A recent survey highlighted by CNN Money  showed that only 59% of those aged 45-64 used direct deposits, compared to 72% of seniors (65+). The three reasons they listed, as to why they don’t use direct deposit, were they liked going to the bank to cash their check (21%), they don’t trust it (19%), and they preferred receiving a paper check (18%). There are a lot of reasons why everyone should be using direct deposit, especially now that all the kinks have been worked out.
It saves you money to have the money directly deposited. Everyone saves money when you use direct deposit. Your company doesn’t have to mail you a check (though sometimes they mail you a paystub anyway), you don’t have to drive to the bank or take time out of your day to cash the check, and your bank doesn’t need to process a paper check (though this was made cheaper by Check 21).
It can help automate your savings. Many employers offer the ability to direct deposit to multiple banks. Send a steady percentage each month to your emergency/vacation/slush fund and the rest to your primary bank account. You’ll soon find yourself flush with cash you didn’t even really think you were saving.
Direct deposits don’t get lost. The USPS is pretty reliable but for anyone depending on their next paycheck, you don’t want to be that one out of a few hundred thousand that gets unlucky and has their paycheck lost or mangled beyond cashability. Also, let’s say you get the check but can’t get to the bank… what if you lose it? Getting a payroll check cancelled and reissued can cost you a lot of time and potentially some money (for the stop payment).

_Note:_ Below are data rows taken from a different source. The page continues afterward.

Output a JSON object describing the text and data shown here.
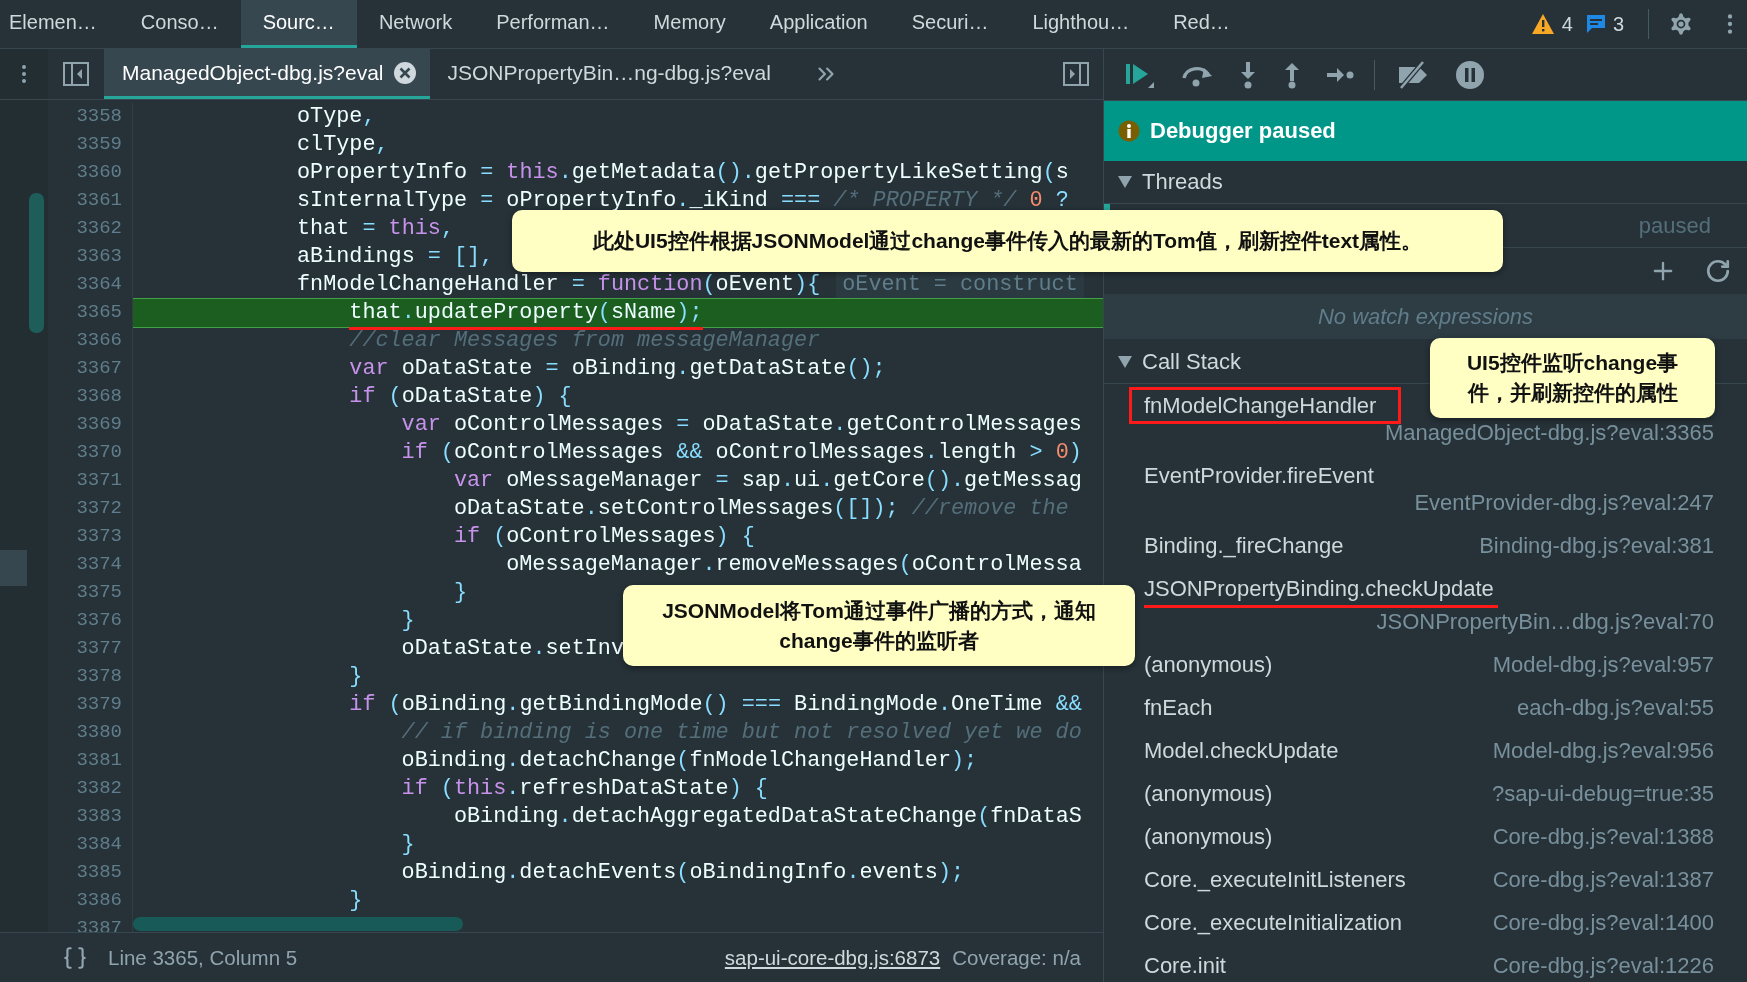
{
  "top_tabs": [
    {
      "label": "Elemen…",
      "selected": false
    },
    {
      "label": "Conso…",
      "selected": false
    },
    {
      "label": "Sourc…",
      "selected": true
    },
    {
      "label": "Network",
      "selected": false
    },
    {
      "label": "Performan…",
      "selected": false
    },
    {
      "label": "Memory",
      "selected": false
    },
    {
      "label": "Application",
      "selected": false
    },
    {
      "label": "Securi…",
      "selected": false
    },
    {
      "label": "Lighthou…",
      "selected": false
    },
    {
      "label": "Red…",
      "selected": false
    }
  ],
  "issue_counts": {
    "warnings": "4",
    "messages": "3"
  },
  "file_tabs": [
    {
      "label": "ManagedObject-dbg.js?eval",
      "selected": true,
      "closable": true
    },
    {
      "label": "JSONPropertyBin…ng-dbg.js?eval",
      "selected": false,
      "closable": false
    }
  ],
  "code": {
    "lines": [
      {
        "number": "3358",
        "current": false,
        "tokens": [
          {
            "kind": "id",
            "text": "oType"
          },
          {
            "kind": "op",
            "text": ","
          }
        ]
      },
      {
        "number": "3359",
        "current": false,
        "tokens": [
          {
            "kind": "id",
            "text": "clType"
          },
          {
            "kind": "op",
            "text": ","
          }
        ]
      },
      {
        "number": "3360",
        "current": false,
        "tokens": [
          {
            "kind": "id",
            "text": "oPropertyInfo "
          },
          {
            "kind": "op",
            "text": "= "
          },
          {
            "kind": "kw",
            "text": "this"
          },
          {
            "kind": "op",
            "text": "."
          },
          {
            "kind": "id",
            "text": "getMetadata"
          },
          {
            "kind": "op",
            "text": "()."
          },
          {
            "kind": "id",
            "text": "getPropertyLikeSetting"
          },
          {
            "kind": "op",
            "text": "("
          },
          {
            "kind": "id",
            "text": "s"
          }
        ]
      },
      {
        "number": "3361",
        "current": false,
        "tokens": [
          {
            "kind": "id",
            "text": "sInternalType "
          },
          {
            "kind": "op",
            "text": "= "
          },
          {
            "kind": "id",
            "text": "oPropertyInfo"
          },
          {
            "kind": "op",
            "text": "."
          },
          {
            "kind": "id",
            "text": "_iKind "
          },
          {
            "kind": "op",
            "text": "=== "
          },
          {
            "kind": "cm",
            "text": "/* PROPERTY */ "
          },
          {
            "kind": "num",
            "text": "0"
          },
          {
            "kind": "op",
            "text": " ?"
          }
        ]
      },
      {
        "number": "3362",
        "current": false,
        "tokens": [
          {
            "kind": "id",
            "text": "that "
          },
          {
            "kind": "op",
            "text": "= "
          },
          {
            "kind": "kw",
            "text": "this"
          },
          {
            "kind": "op",
            "text": ","
          }
        ]
      },
      {
        "number": "3363",
        "current": false,
        "tokens": [
          {
            "kind": "id",
            "text": "aBindings "
          },
          {
            "kind": "op",
            "text": "= [],"
          }
        ]
      },
      {
        "number": "3364",
        "current": false,
        "inline_value": "oEvent = construct",
        "tokens": [
          {
            "kind": "id",
            "text": "fnModelChangeHandler "
          },
          {
            "kind": "op",
            "text": "= "
          },
          {
            "kind": "kw",
            "text": "function"
          },
          {
            "kind": "op",
            "text": "("
          },
          {
            "kind": "id",
            "text": "oEvent"
          },
          {
            "kind": "op",
            "text": "){"
          }
        ],
        "children": [
          {
            "number": "3365",
            "current": true,
            "underlined": true,
            "tokens": [
              {
                "kind": "id",
                "text": "that"
              },
              {
                "kind": "op",
                "text": "."
              },
              {
                "kind": "id",
                "text": "updateProperty"
              },
              {
                "kind": "op",
                "text": "("
              },
              {
                "kind": "id",
                "text": "sName"
              },
              {
                "kind": "op",
                "text": ");"
              }
            ]
          },
          {
            "number": "3366",
            "current": false,
            "tokens": [
              {
                "kind": "cm",
                "text": "//clear Messages from messageManager"
              }
            ]
          },
          {
            "number": "3367",
            "current": false,
            "tokens": [
              {
                "kind": "kw",
                "text": "var "
              },
              {
                "kind": "id",
                "text": "oDataState "
              },
              {
                "kind": "op",
                "text": "= "
              },
              {
                "kind": "id",
                "text": "oBinding"
              },
              {
                "kind": "op",
                "text": "."
              },
              {
                "kind": "id",
                "text": "getDataState"
              },
              {
                "kind": "op",
                "text": "();"
              }
            ]
          },
          {
            "number": "3368",
            "current": false,
            "tokens": [
              {
                "kind": "kw",
                "text": "if "
              },
              {
                "kind": "op",
                "text": "("
              },
              {
                "kind": "id",
                "text": "oDataState"
              },
              {
                "kind": "op",
                "text": ") {"
              }
            ],
            "children": [
              {
                "number": "3369",
                "current": false,
                "tokens": [
                  {
                    "kind": "kw",
                    "text": "var "
                  },
                  {
                    "kind": "id",
                    "text": "oControlMessages "
                  },
                  {
                    "kind": "op",
                    "text": "= "
                  },
                  {
                    "kind": "id",
                    "text": "oDataState"
                  },
                  {
                    "kind": "op",
                    "text": "."
                  },
                  {
                    "kind": "id",
                    "text": "getControlMessages"
                  }
                ]
              },
              {
                "number": "3370",
                "current": false,
                "tokens": [
                  {
                    "kind": "kw",
                    "text": "if "
                  },
                  {
                    "kind": "op",
                    "text": "("
                  },
                  {
                    "kind": "id",
                    "text": "oControlMessages "
                  },
                  {
                    "kind": "op",
                    "text": "&& "
                  },
                  {
                    "kind": "id",
                    "text": "oControlMessages"
                  },
                  {
                    "kind": "op",
                    "text": "."
                  },
                  {
                    "kind": "id",
                    "text": "length "
                  },
                  {
                    "kind": "op",
                    "text": "> "
                  },
                  {
                    "kind": "num",
                    "text": "0"
                  },
                  {
                    "kind": "op",
                    "text": ")"
                  }
                ],
                "children": [
                  {
                    "number": "3371",
                    "current": false,
                    "tokens": [
                      {
                        "kind": "kw",
                        "text": "var "
                      },
                      {
                        "kind": "id",
                        "text": "oMessageManager "
                      },
                      {
                        "kind": "op",
                        "text": "= "
                      },
                      {
                        "kind": "id",
                        "text": "sap"
                      },
                      {
                        "kind": "op",
                        "text": "."
                      },
                      {
                        "kind": "id",
                        "text": "ui"
                      },
                      {
                        "kind": "op",
                        "text": "."
                      },
                      {
                        "kind": "id",
                        "text": "getCore"
                      },
                      {
                        "kind": "op",
                        "text": "()."
                      },
                      {
                        "kind": "id",
                        "text": "getMessag"
                      }
                    ]
                  },
                  {
                    "number": "3372",
                    "current": false,
                    "tokens": [
                      {
                        "kind": "id",
                        "text": "oDataState"
                      },
                      {
                        "kind": "op",
                        "text": "."
                      },
                      {
                        "kind": "id",
                        "text": "setControlMessages"
                      },
                      {
                        "kind": "op",
                        "text": "([]); "
                      },
                      {
                        "kind": "cm",
                        "text": "//remove the"
                      }
                    ]
                  },
                  {
                    "number": "3373",
                    "current": false,
                    "tokens": [
                      {
                        "kind": "kw",
                        "text": "if "
                      },
                      {
                        "kind": "op",
                        "text": "("
                      },
                      {
                        "kind": "id",
                        "text": "oControlMessages"
                      },
                      {
                        "kind": "op",
                        "text": ") {"
                      }
                    ],
                    "children": [
                      {
                        "number": "3374",
                        "current": false,
                        "tokens": [
                          {
                            "kind": "id",
                            "text": "oMessageManager"
                          },
                          {
                            "kind": "op",
                            "text": "."
                          },
                          {
                            "kind": "id",
                            "text": "removeMessages"
                          },
                          {
                            "kind": "op",
                            "text": "("
                          },
                          {
                            "kind": "id",
                            "text": "oControlMessa"
                          }
                        ]
                      }
                    ]
                  },
                  {
                    "number": "3375",
                    "current": false,
                    "tokens": [
                      {
                        "kind": "op",
                        "text": "}"
                      }
                    ]
                  }
                ]
              },
              {
                "number": "3376",
                "current": false,
                "tokens": [
                  {
                    "kind": "op",
                    "text": "}"
                  }
                ]
              },
              {
                "number": "3377",
                "current": false,
                "tokens": [
                  {
                    "kind": "id",
                    "text": "oDataState"
                  },
                  {
                    "kind": "op",
                    "text": "."
                  },
                  {
                    "kind": "id",
                    "text": "setInv"
                  }
                ]
              }
            ]
          },
          {
            "number": "3378",
            "current": false,
            "tokens": [
              {
                "kind": "op",
                "text": "}"
              }
            ]
          },
          {
            "number": "3379",
            "current": false,
            "tokens": [
              {
                "kind": "kw",
                "text": "if "
              },
              {
                "kind": "op",
                "text": "("
              },
              {
                "kind": "id",
                "text": "oBinding"
              },
              {
                "kind": "op",
                "text": "."
              },
              {
                "kind": "id",
                "text": "getBindingMode"
              },
              {
                "kind": "op",
                "text": "() === "
              },
              {
                "kind": "id",
                "text": "BindingMode"
              },
              {
                "kind": "op",
                "text": "."
              },
              {
                "kind": "id",
                "text": "OneTime "
              },
              {
                "kind": "op",
                "text": "&&"
              }
            ],
            "children": [
              {
                "number": "3380",
                "current": false,
                "tokens": [
                  {
                    "kind": "cm",
                    "text": "// if binding is one time but not resolved yet we do"
                  }
                ]
              },
              {
                "number": "3381",
                "current": false,
                "tokens": [
                  {
                    "kind": "id",
                    "text": "oBinding"
                  },
                  {
                    "kind": "op",
                    "text": "."
                  },
                  {
                    "kind": "id",
                    "text": "detachChange"
                  },
                  {
                    "kind": "op",
                    "text": "("
                  },
                  {
                    "kind": "id",
                    "text": "fnModelChangeHandler"
                  },
                  {
                    "kind": "op",
                    "text": ");"
                  }
                ]
              },
              {
                "number": "3382",
                "current": false,
                "tokens": [
                  {
                    "kind": "kw",
                    "text": "if "
                  },
                  {
                    "kind": "op",
                    "text": "("
                  },
                  {
                    "kind": "kw",
                    "text": "this"
                  },
                  {
                    "kind": "op",
                    "text": "."
                  },
                  {
                    "kind": "id",
                    "text": "refreshDataState"
                  },
                  {
                    "kind": "op",
                    "text": ") {"
                  }
                ],
                "children": [
                  {
                    "number": "3383",
                    "current": false,
                    "tokens": [
                      {
                        "kind": "id",
                        "text": "oBinding"
                      },
                      {
                        "kind": "op",
                        "text": "."
                      },
                      {
                        "kind": "id",
                        "text": "detachAggregatedDataStateChange"
                      },
                      {
                        "kind": "op",
                        "text": "("
                      },
                      {
                        "kind": "id",
                        "text": "fnDataS"
                      }
                    ]
                  }
                ]
              },
              {
                "number": "3384",
                "current": false,
                "tokens": [
                  {
                    "kind": "op",
                    "text": "}"
                  }
                ]
              },
              {
                "number": "3385",
                "current": false,
                "tokens": [
                  {
                    "kind": "id",
                    "text": "oBinding"
                  },
                  {
                    "kind": "op",
                    "text": "."
                  },
                  {
                    "kind": "id",
                    "text": "detachEvents"
                  },
                  {
                    "kind": "op",
                    "text": "("
                  },
                  {
                    "kind": "id",
                    "text": "oBindingInfo"
                  },
                  {
                    "kind": "op",
                    "text": "."
                  },
                  {
                    "kind": "id",
                    "text": "events"
                  },
                  {
                    "kind": "op",
                    "text": ");"
                  }
                ]
              }
            ]
          },
          {
            "number": "3386",
            "current": false,
            "tokens": [
              {
                "kind": "op",
                "text": "}"
              }
            ]
          }
        ]
      },
      {
        "number": "3387",
        "current": false
      }
    ]
  },
  "status_bar": {
    "position": "Line 3365, Column 5",
    "link": "sap-ui-core-dbg.js:6873",
    "coverage": "Coverage: n/a"
  },
  "debugger": {
    "banner": "Debugger paused",
    "threads": {
      "title": "Threads",
      "expanded": true,
      "rows": [
        {
          "status": "paused",
          "selected": true
        }
      ]
    },
    "watch": {
      "empty_text": "No watch expressions"
    },
    "call_stack": {
      "title": "Call Stack",
      "expanded": true,
      "frames": [
        {
          "name": "fnModelChangeHandler",
          "location": "ManagedObject-dbg.js?eval:3365",
          "boxed": true
        },
        {
          "name": "EventProvider.fireEvent",
          "location": "EventProvider-dbg.js?eval:247"
        },
        {
          "name": "Binding._fireChange",
          "location": "Binding-dbg.js?eval:381"
        },
        {
          "name": "JSONPropertyBinding.checkUpdate",
          "location": "JSONPropertyBin…dbg.js?eval:70",
          "underlined": true
        },
        {
          "name": "(anonymous)",
          "location": "Model-dbg.js?eval:957"
        },
        {
          "name": "fnEach",
          "location": "each-dbg.js?eval:55"
        },
        {
          "name": "Model.checkUpdate",
          "location": "Model-dbg.js?eval:956"
        },
        {
          "name": "(anonymous)",
          "location": "?sap-ui-debug=true:35"
        },
        {
          "name": "(anonymous)",
          "location": "Core-dbg.js?eval:1388"
        },
        {
          "name": "Core._executeInitListeners",
          "location": "Core-dbg.js?eval:1387"
        },
        {
          "name": "Core._executeInitialization",
          "location": "Core-dbg.js?eval:1400"
        },
        {
          "name": "Core.init",
          "location": "Core-dbg.js?eval:1226"
        }
      ]
    }
  },
  "annotations": [
    {
      "kind": "callout",
      "text": "此处UI5控件根据JSONModel通过change事件传入的最新的Tom值，刷新控件text属性。"
    },
    {
      "kind": "callout",
      "text": "UI5控件监听change事件，并刷新控件的属性"
    },
    {
      "kind": "callout",
      "text": "JSONModel将Tom通过事件广播的方式，通知change事件的监听者"
    }
  ]
}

You earn interest faster via direct deposit. This is less of a financial reason than a psychological one because the difference in interest is negligible but if you direct deposit, you earn interest the moment the money hits your account. There is no waiting for the postal carrier, the drive to the bank, the waiting period for the check to cash, etc.